A Moonlight Scene at Sea. Sweet moon! if, like Crotona's sage, And lights them with consoling, gleam, By any spell my hand could dare
And smiles them into tranquil sleep. To make thy disk its ample page,
Oh! such a blessed night as this And write my thougats, my wishes I often think, if friends were near, there;
How should we feel, and gaze with bliss How many a friend, whose careless eye Upon the moon-bright scenery here ! Now wanders o'er that starry sky, The sea is like a silvery lake, Should smile, upon thy orb to meet
And o'er its calm the vessel glides The recollection kind and sweet,
Gently, as if it feared to wake The reveries of fond regret,
The slumber of the silent tides! The promise never to forget,
The only envious cloud that lowers, And all my heart and soul would send Hath hung its shade on Pico's height, To many a dear-loved, distant friend. . Where dimly 'mid the dusk he towers, Even now, delusive hope will steal
And, scowling at this heaven of light, Amid the dark regrets I feel,
Exults to see the infant storm
Cling darkly round his giant form!
Canadian Boat Song.
The rapids are near, and the daylight's past. Mr. Moore now became a satirist, attempting first the grave serious style, in which he failed, but succeeding beyond almost any other poet in light satire, verses on the topics of the day, lively and pungent, with abundance of humorous and witty illustration. The man of the world, the scholar, and the poetical artist are happily blended in his satirical productions, with a rich and playful fancy. His * Twopenny Postbag,' •The Fudge Family in Paris,' • Fables for the Holy Alliance,' and numerous small pieces written for the newspapers, to serve the cause of the Whig or Liberal party, are not excelled in their own peculiar walk by any satirical composition in the language. It is difficult to select a specimen of these; but the following contains a proportion of the wit and poignancy distributed over all
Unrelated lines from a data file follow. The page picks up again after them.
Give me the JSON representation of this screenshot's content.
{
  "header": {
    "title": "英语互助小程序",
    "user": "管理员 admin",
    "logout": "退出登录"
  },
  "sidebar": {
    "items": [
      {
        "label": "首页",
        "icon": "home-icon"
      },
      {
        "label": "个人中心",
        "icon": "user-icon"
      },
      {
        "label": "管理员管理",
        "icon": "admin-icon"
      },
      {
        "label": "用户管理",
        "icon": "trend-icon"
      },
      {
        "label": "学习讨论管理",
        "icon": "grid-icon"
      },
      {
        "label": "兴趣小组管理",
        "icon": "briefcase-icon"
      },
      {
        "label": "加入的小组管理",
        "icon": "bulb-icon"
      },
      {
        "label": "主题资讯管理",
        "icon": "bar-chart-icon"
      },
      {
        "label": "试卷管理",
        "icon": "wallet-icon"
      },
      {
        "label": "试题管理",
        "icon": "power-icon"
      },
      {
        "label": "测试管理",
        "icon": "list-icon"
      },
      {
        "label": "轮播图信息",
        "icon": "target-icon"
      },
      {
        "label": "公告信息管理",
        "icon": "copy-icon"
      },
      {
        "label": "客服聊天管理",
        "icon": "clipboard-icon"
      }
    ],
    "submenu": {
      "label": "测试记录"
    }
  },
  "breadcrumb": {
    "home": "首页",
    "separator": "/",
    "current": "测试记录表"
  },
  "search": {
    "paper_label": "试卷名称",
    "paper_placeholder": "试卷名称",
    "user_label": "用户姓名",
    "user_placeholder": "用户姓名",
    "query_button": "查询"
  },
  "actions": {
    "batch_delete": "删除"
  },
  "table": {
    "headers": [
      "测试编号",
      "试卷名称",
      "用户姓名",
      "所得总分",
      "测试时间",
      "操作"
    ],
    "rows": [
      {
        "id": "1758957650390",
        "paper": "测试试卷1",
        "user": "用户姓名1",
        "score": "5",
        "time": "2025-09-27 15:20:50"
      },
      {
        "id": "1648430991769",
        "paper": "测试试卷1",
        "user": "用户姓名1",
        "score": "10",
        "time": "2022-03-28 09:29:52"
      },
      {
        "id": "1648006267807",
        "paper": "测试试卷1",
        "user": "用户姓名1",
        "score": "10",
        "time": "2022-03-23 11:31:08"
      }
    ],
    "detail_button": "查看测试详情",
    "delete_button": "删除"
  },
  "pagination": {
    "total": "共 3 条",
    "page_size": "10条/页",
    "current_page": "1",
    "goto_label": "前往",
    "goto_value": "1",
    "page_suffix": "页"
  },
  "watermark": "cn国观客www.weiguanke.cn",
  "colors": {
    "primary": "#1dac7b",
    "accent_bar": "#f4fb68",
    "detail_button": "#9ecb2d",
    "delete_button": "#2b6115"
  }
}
. It appeared at a time when an abundance of mawkish reminiscences and memoirs had been showered from the press.